Particular topics of discussion were the vulnerability of devices, data loss and unauthorised use of data, infection by malware, unlawful surveillance and intrusive use of wearables. The overriding theme was of data subjects’ consent to data processing: there is a clear conflict at present between the expectation that devices will function in a seamless, unobtrusive way and the need to obtain the data subject’s clear, specific, free consent. The huge amount of data generated by the IoT, combined with modern methods of analytics, also increases the risk that individuals’ data is used in a manner entirely different to that which they contemplated, and interaction between devices (often without the users’ knowledge) makes it ever more difficult to control the flow of data, control its use and prevent ‘function creep’.
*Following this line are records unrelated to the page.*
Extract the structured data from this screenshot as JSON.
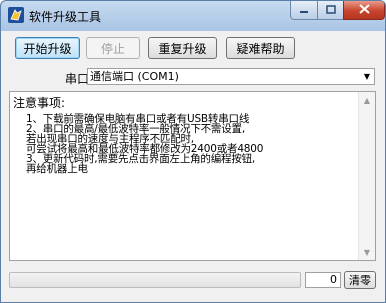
{
  "window": {
    "title": "软件升级工具",
    "controls": {
      "minimize_icon": "minimize-icon",
      "maximize_icon": "maximize-icon",
      "close_icon": "close-icon"
    }
  },
  "toolbar": {
    "start_label": "开始升级",
    "stop_label": "停止",
    "repeat_label": "重复升级",
    "help_label": "疑难帮助"
  },
  "port": {
    "label": "串口",
    "selected": "通信端口 (COM1)"
  },
  "notes": {
    "title": "注意事项:",
    "lines": [
      "1、下载前需确保电脑有串口或者有USB转串口线",
      "2、串口的最高/最低波特率一般情况下不需设置,",
      "    若出现串口的速度与主程序不匹配时,",
      "    可尝试将最高和最低波特率都修改为2400或者4800",
      "3、更新代码时,需要先点击界面左上角的编程按钮,",
      "    再给机器上电"
    ]
  },
  "status": {
    "progress": 0,
    "count": "0",
    "clear_label": "清零"
  },
  "colors": {
    "titlebar_top": "#c7daf0",
    "close_button": "#c8442e",
    "progress_fill": "#06b025"
  }
}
Likewise, it was also noted that some developments in the IoT (such as video glasses) pose additional threats as the data subject may not be aware that they are being photographed or recorded, and may have no control over how such data is processed, published or disseminated.

A recurring message throughout the Opinion was that manufacturers, developers and platforms which consider data privacy from the outset of their projects will be at a competitive advantage: not least because last minute ‘bolt-on’ data solutions can be costly and ineffective, but also because a robust approach to data privacy and security is rightly expected by European consumers.

We look forward to hearing how WP29’s suggestions are discussed at the International Conference of Data Protection and Privacy Commissioners which will be held in Mauritius next week.

KL Bytesize - guidance for stakeholders:

  • Apply the principles of Privacy by Design and Privacy by Default (see Art. 23 of the draft European Data Protection Regulation) from the very beginning of your project
  • Conduct a Privacy Impact Assessment (PIA) before launching a new application. Consider publicly publishing the PIA for extra transparency
  • Delete all data once it is no longer necessary, at the nearest point of data collection to the consumer
  • Make methods of providing information and giving or withholding consent as clear and user-friendly as possible
  • Allow for the connectivity of devices to be visible to non-users as well as users

For further information, please contact Nicola Fulford.